If a line in the entries below contains "badge", copy it.

BEGIN Supplied entries

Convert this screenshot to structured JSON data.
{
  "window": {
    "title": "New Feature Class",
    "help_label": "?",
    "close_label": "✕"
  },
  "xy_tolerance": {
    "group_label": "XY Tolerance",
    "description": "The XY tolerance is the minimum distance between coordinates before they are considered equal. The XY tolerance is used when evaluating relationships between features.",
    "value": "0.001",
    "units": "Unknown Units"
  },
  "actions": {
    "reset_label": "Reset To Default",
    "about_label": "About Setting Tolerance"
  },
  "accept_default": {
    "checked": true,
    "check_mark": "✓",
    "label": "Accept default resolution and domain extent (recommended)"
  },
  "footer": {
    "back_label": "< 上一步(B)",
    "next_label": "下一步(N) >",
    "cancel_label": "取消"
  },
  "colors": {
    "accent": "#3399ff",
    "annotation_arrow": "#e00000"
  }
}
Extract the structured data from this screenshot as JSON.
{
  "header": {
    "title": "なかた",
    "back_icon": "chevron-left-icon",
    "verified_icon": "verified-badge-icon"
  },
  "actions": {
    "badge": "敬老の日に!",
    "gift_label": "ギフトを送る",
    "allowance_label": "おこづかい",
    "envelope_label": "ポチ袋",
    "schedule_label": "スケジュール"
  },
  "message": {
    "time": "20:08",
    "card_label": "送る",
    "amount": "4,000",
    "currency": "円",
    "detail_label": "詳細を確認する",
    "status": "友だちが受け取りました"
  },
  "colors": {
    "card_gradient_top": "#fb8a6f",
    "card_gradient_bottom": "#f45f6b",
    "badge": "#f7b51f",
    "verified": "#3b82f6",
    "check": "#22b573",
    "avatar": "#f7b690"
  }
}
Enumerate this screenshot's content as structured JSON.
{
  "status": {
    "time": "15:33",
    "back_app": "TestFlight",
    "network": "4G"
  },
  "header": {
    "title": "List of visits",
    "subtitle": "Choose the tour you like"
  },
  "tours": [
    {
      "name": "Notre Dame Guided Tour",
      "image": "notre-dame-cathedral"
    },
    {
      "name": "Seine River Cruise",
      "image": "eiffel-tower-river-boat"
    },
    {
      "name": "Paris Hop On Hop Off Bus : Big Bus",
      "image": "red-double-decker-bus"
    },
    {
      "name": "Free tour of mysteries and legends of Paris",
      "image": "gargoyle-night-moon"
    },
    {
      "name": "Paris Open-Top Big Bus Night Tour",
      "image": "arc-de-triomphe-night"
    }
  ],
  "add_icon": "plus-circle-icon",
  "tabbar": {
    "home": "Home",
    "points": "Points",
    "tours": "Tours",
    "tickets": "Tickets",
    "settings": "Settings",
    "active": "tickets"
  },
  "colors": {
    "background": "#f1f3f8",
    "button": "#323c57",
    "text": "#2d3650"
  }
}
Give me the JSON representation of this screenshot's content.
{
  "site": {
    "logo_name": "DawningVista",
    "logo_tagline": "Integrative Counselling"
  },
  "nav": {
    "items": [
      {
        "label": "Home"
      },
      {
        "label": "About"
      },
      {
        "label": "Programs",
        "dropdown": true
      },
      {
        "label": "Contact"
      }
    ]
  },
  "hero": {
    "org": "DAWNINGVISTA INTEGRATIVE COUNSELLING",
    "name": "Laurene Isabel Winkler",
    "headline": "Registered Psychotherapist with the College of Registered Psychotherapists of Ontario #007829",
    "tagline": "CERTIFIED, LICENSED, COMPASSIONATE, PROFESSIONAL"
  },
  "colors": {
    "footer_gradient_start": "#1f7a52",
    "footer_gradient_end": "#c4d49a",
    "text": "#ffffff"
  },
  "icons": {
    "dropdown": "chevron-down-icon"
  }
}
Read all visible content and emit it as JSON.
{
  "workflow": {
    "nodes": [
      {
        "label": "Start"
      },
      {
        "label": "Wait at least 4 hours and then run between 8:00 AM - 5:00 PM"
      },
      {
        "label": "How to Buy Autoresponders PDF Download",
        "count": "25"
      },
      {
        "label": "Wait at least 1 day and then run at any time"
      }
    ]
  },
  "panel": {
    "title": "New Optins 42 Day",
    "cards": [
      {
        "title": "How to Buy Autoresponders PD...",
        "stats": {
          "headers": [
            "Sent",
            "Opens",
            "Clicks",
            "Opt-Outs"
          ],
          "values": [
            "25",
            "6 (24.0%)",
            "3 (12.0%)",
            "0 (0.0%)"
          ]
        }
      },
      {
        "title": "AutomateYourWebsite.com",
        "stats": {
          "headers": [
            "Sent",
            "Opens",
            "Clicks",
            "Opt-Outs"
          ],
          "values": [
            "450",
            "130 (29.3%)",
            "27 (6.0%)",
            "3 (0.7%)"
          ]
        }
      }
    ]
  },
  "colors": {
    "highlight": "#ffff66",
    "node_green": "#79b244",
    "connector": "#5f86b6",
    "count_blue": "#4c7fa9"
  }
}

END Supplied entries

-- Solution to the problem --
    "verified_icon": "verified-badge-icon"
    "badge": "敬老の日に!",
    "badge": "#f7b51f",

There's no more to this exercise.